======== Source information ========

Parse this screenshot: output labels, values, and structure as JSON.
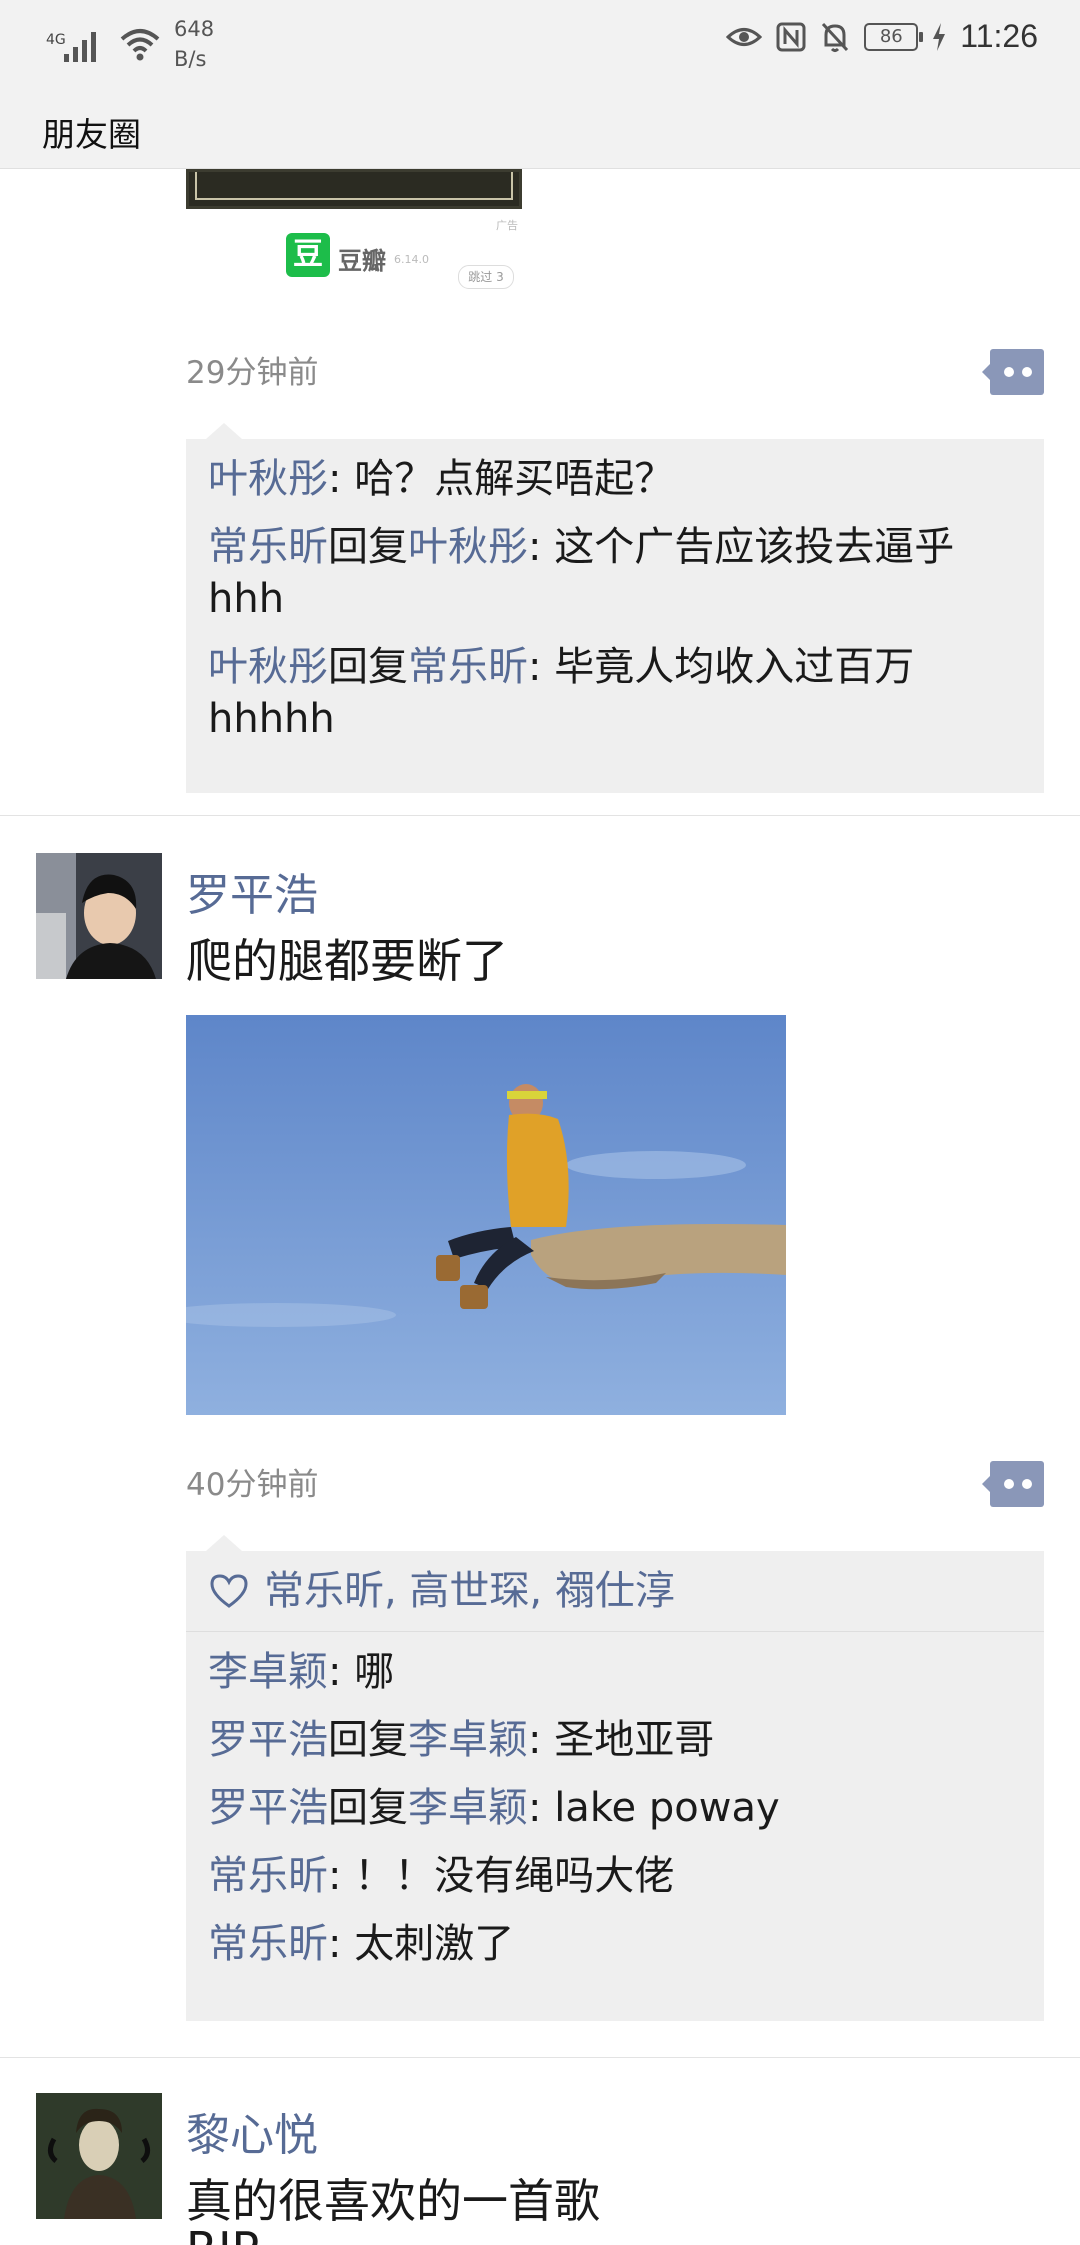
{
  "status_bar": {
    "network": "4G",
    "speed_value": "648",
    "speed_unit": "B/s",
    "battery": "86",
    "time": "11:26"
  },
  "nav": {
    "title": "朋友圈"
  },
  "ad": {
    "mark": "广告",
    "app_name": "豆瓣",
    "logo_char": "豆",
    "version": "6.14.0",
    "skip": "跳过 3"
  },
  "post1": {
    "time": "29分钟前",
    "comments": [
      {
        "from": "叶秋彤",
        "to": "",
        "text": ": 哈？点解买唔起？"
      },
      {
        "from": "常乐昕",
        "to": "叶秋彤",
        "text": ": 这个广告应该投去逼乎hhh"
      },
      {
        "from": "叶秋彤",
        "to": "常乐昕",
        "text": ": 毕竟人均收入过百万hhhhh"
      }
    ]
  },
  "post2": {
    "author": "罗平浩",
    "text": "爬的腿都要断了",
    "time": "40分钟前",
    "likes": "常乐昕, 高世琛, 禤仕淳",
    "comments": [
      {
        "from": "李卓颖",
        "to": "",
        "text": ": 哪"
      },
      {
        "from": "罗平浩",
        "to": "李卓颖",
        "text": ": 圣地亚哥"
      },
      {
        "from": "罗平浩",
        "to": "李卓颖",
        "text": ": lake poway"
      },
      {
        "from": "常乐昕",
        "to": "",
        "text": ": ！！没有绳吗大佬"
      },
      {
        "from": "常乐昕",
        "to": "",
        "text": ": 太刺激了"
      }
    ]
  },
  "post3": {
    "author": "黎心悦",
    "text": "真的很喜欢的一首歌",
    "text2": "RIP"
  },
  "reply_word": "回复",
  "colors": {
    "name_link": "#576b95",
    "comment_bg": "#efefef",
    "more_button": "#8a97b8"
  },
  "icons": [
    "signal-icon",
    "wifi-icon",
    "eye-icon",
    "nfc-icon",
    "mute-icon",
    "battery-icon",
    "charging-icon",
    "more-icon",
    "heart-icon"
  ]
}
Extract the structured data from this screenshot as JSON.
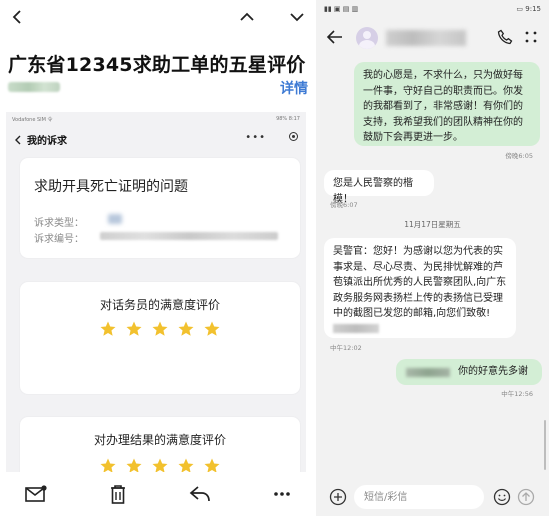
{
  "left": {
    "email": {
      "subject": "广东省12345求助工单的五星评价",
      "details_label": "详情"
    },
    "embedded_app": {
      "title": "我的诉求",
      "status_left": "Vodafone SIM 令",
      "status_right": "98% 8:17",
      "request": {
        "title": "求助开具死亡证明的问题",
        "type_label": "诉求类型：",
        "number_label": "诉求编号："
      },
      "rating_operator": {
        "title": "对话务员的满意度评价",
        "stars": 5
      },
      "rating_result": {
        "title": "对办理结果的满意度评价",
        "stars": 5
      }
    },
    "toolbar": [
      "mark-unread-icon",
      "delete-icon",
      "reply-icon",
      "more-icon"
    ]
  },
  "right": {
    "status_time": "9:15",
    "messages": [
      {
        "direction": "out",
        "text": "我的心愿是，不求什么，只为做好每一件事，守好自己的职责而已。你发的我都看到了，非常感谢！有你们的支持，我希望我们的团队精神在你的鼓励下会再更进一步。",
        "time": "傍晚6:05"
      },
      {
        "direction": "in",
        "text": "您是人民警察的楷模！",
        "time": "傍晚6:07"
      },
      {
        "direction": "in",
        "text_before_blur": "吴警官：您好！为感谢以您为代表的实事求是、尽心尽责、为民排忧解难的芦苞镇派出所优秀的人民警察团队,向广东政务服务网表扬栏上传的表扬信已受理中的截图已发您的邮箱,向您们致敬!",
        "time": "中午12:02"
      },
      {
        "direction": "out",
        "text": "你的好意先多谢",
        "time": "中午12:56"
      }
    ],
    "date_separator": "11月17日星期五",
    "composer": {
      "placeholder": "短信/彩信"
    }
  },
  "colors": {
    "outgoing_bubble": "#d3eed5",
    "incoming_bubble": "#ffffff",
    "star": "#f2c12e",
    "link_blue": "#3f7bd4"
  }
}
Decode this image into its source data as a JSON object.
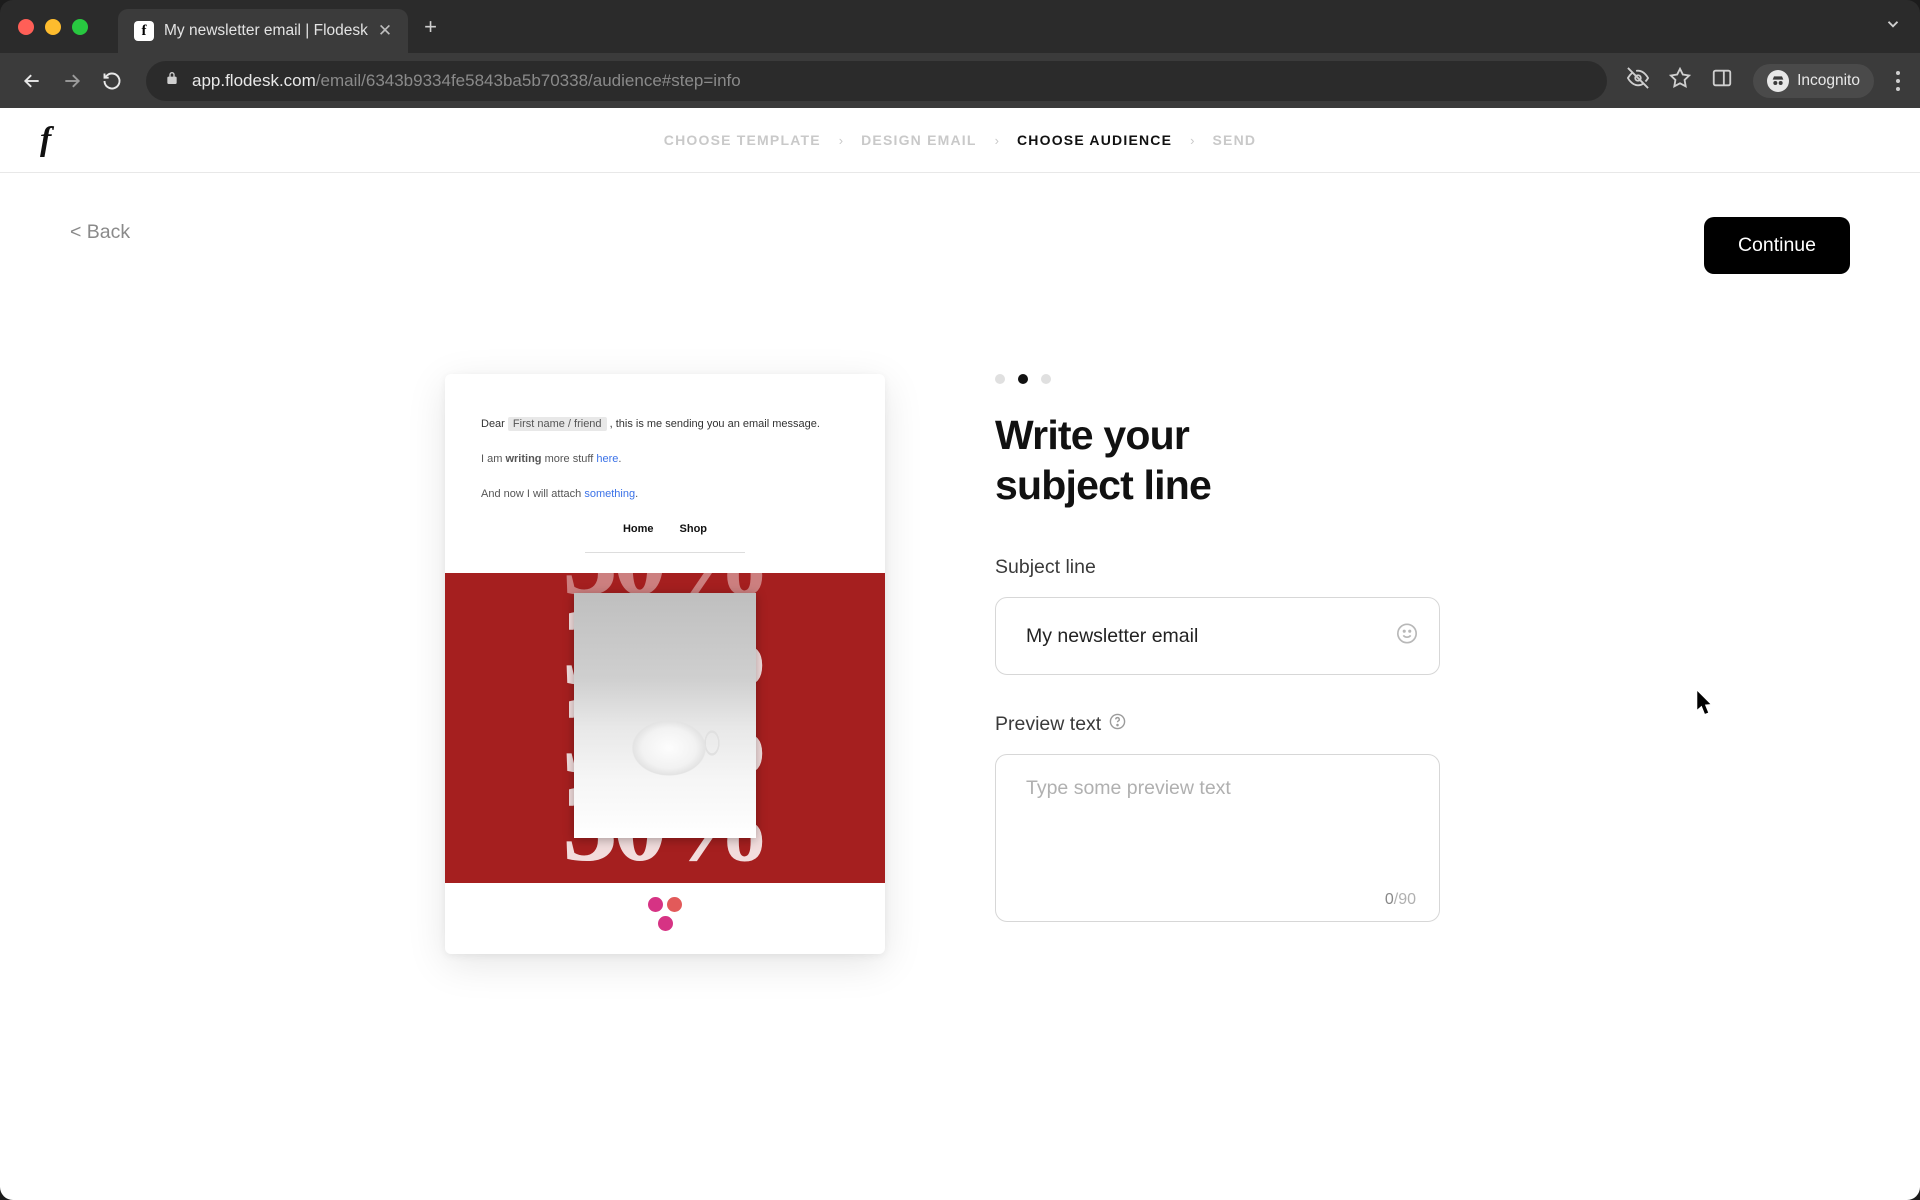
{
  "browser": {
    "tab_title": "My newsletter email | Flodesk",
    "url_host": "app.flodesk.com",
    "url_path": "/email/6343b9334fe5843ba5b70338/audience#step=info",
    "incognito_label": "Incognito"
  },
  "nav": {
    "steps": {
      "choose_template": "CHOOSE TEMPLATE",
      "design_email": "DESIGN EMAIL",
      "choose_audience": "CHOOSE AUDIENCE",
      "send": "SEND"
    }
  },
  "page": {
    "back": "< Back",
    "continue": "Continue",
    "heading_l1": "Write your",
    "heading_l2": "subject line",
    "subject_label": "Subject line",
    "subject_value": "My newsletter email",
    "preview_label": "Preview text",
    "preview_placeholder": "Type some preview text",
    "char_current": "0",
    "char_max": "/90"
  },
  "preview": {
    "greeting_pre": "Dear ",
    "greeting_token": "First name / friend",
    "greeting_post": " , this is me sending you an email message.",
    "line2_pre": "I am ",
    "line2_bold": "writing",
    "line2_mid": " more stuff ",
    "line2_link": "here",
    "line2_end": ".",
    "line3_pre": "And now I will attach ",
    "line3_link": "something",
    "line3_end": ".",
    "nav_home": "Home",
    "nav_shop": "Shop",
    "hero_pct": "30%"
  }
}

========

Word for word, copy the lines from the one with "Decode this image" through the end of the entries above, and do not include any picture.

Exercise answer:
Decode this image into its source data as a JSON object.
{
  "browser": {
    "tab_title": "My newsletter email | Flodesk",
    "url_host": "app.flodesk.com",
    "url_path": "/email/6343b9334fe5843ba5b70338/audience#step=info",
    "incognito_label": "Incognito"
  },
  "nav": {
    "steps": {
      "choose_template": "CHOOSE TEMPLATE",
      "design_email": "DESIGN EMAIL",
      "choose_audience": "CHOOSE AUDIENCE",
      "send": "SEND"
    }
  },
  "page": {
    "back": "< Back",
    "continue": "Continue",
    "heading_l1": "Write your",
    "heading_l2": "subject line",
    "subject_label": "Subject line",
    "subject_value": "My newsletter email",
    "preview_label": "Preview text",
    "preview_placeholder": "Type some preview text",
    "char_current": "0",
    "char_max": "/90"
  },
  "preview": {
    "greeting_pre": "Dear ",
    "greeting_token": "First name / friend",
    "greeting_post": " , this is me sending you an email message.",
    "line2_pre": "I am ",
    "line2_bold": "writing",
    "line2_mid": " more stuff ",
    "line2_link": "here",
    "line2_end": ".",
    "line3_pre": "And now I will attach ",
    "line3_link": "something",
    "line3_end": ".",
    "nav_home": "Home",
    "nav_shop": "Shop",
    "hero_pct": "30%"
  }
}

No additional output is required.